A blue ruler measuring 6 inches is placed next to an oyster. The oyster is the same length as the ruler.

In 2012, the federal government declared a fishery disaster in Apalachicola. In 2015, FWRI received permanent funding from state revenue for an oyster monitoring program as well as supplemental funding related to the disaster declaration.  These funds allowed for additional staff and start-up funds for equipment and outfitting a laboratory in Eastpoint.  Researchers began monitoring the oyster populations  in Apalachicola Bay by conducting pre- and post-season assessments of oyster density, monthly spat settlement rates, and monthly health and reproductive status. Additional funds became available from the Deepwater Horizon oil spill settlement. 

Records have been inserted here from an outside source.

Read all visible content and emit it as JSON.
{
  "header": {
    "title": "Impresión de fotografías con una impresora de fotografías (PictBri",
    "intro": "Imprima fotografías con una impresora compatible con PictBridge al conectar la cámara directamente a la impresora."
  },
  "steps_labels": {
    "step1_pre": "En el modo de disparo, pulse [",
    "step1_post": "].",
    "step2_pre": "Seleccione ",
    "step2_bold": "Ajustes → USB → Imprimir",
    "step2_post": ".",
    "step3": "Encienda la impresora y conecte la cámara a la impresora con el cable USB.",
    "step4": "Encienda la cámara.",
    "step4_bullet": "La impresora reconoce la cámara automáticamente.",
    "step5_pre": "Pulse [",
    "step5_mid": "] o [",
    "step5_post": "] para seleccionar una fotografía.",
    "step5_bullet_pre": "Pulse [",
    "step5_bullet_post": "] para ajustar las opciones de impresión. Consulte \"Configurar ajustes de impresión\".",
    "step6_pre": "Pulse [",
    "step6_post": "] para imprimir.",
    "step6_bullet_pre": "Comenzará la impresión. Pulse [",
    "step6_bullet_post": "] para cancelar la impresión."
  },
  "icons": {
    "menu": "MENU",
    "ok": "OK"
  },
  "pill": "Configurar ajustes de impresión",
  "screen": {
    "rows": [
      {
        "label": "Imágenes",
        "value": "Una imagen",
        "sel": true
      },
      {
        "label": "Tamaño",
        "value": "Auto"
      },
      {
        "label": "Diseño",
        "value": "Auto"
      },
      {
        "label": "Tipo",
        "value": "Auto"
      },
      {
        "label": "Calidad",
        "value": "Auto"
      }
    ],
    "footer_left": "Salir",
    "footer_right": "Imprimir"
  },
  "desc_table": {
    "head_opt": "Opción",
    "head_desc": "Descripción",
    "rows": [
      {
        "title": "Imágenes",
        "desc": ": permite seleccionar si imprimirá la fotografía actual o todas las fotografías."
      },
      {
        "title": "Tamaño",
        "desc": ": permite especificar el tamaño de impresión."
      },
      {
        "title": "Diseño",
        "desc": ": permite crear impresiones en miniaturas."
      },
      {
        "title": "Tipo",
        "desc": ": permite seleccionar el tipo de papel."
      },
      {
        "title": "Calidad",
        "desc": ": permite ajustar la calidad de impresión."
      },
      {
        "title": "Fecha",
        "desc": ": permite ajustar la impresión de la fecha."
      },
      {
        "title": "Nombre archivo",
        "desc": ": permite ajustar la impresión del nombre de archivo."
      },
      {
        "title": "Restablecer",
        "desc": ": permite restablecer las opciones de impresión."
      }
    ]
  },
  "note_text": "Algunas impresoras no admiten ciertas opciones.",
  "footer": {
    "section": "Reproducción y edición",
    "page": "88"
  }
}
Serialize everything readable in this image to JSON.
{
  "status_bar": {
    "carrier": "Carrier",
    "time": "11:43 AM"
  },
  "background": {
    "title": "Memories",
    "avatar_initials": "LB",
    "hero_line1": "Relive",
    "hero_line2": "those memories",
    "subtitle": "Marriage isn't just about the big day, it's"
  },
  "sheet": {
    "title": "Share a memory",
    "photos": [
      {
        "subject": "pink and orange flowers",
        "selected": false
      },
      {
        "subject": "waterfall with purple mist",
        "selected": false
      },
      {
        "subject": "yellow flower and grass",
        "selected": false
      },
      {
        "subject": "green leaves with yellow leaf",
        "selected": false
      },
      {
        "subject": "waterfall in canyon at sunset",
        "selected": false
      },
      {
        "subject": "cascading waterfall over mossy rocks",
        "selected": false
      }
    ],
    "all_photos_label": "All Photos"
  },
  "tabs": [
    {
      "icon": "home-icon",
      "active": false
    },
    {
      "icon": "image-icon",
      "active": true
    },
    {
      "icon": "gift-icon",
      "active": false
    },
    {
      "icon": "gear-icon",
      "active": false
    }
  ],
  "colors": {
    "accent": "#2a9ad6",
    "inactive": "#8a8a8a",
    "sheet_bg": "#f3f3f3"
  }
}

A project funded by the National Fish & Wildlife Foundation (NFWF) sought to identify the most optimal and cost-effective shell cultching strategies for future restoration efforts by planting fossilized oyster shell in different densities (0, 100, 200, 300, and 400 yds3/ac) at three 10-acre sites in Apalachicola Bay. 

Additional oil spill funds continue to be distributed through the Trustee Implementation Group (TIG), the state of Florida committee that helps to distribute Deepwater Horizon settlement funds. The goal of the additional funds will be to fill in data gaps to improve future restoration decisions.  This project targets six estuaries: Pensacola, St. Andrew Bay, Suwanee Sound, Withlacoochee/Crystal River, Tampa Bay, and Charlotte Harbor.  The FL-TIG project will develop Habitat Suitability Indices for oysters, conduct benthic mapping in regions where the resources are poorly known, study larval seasonality, sedimentation, wave energy, water quality, oyster density and size distribution.

Cultching effort on Apalachicola Bay's oyster bars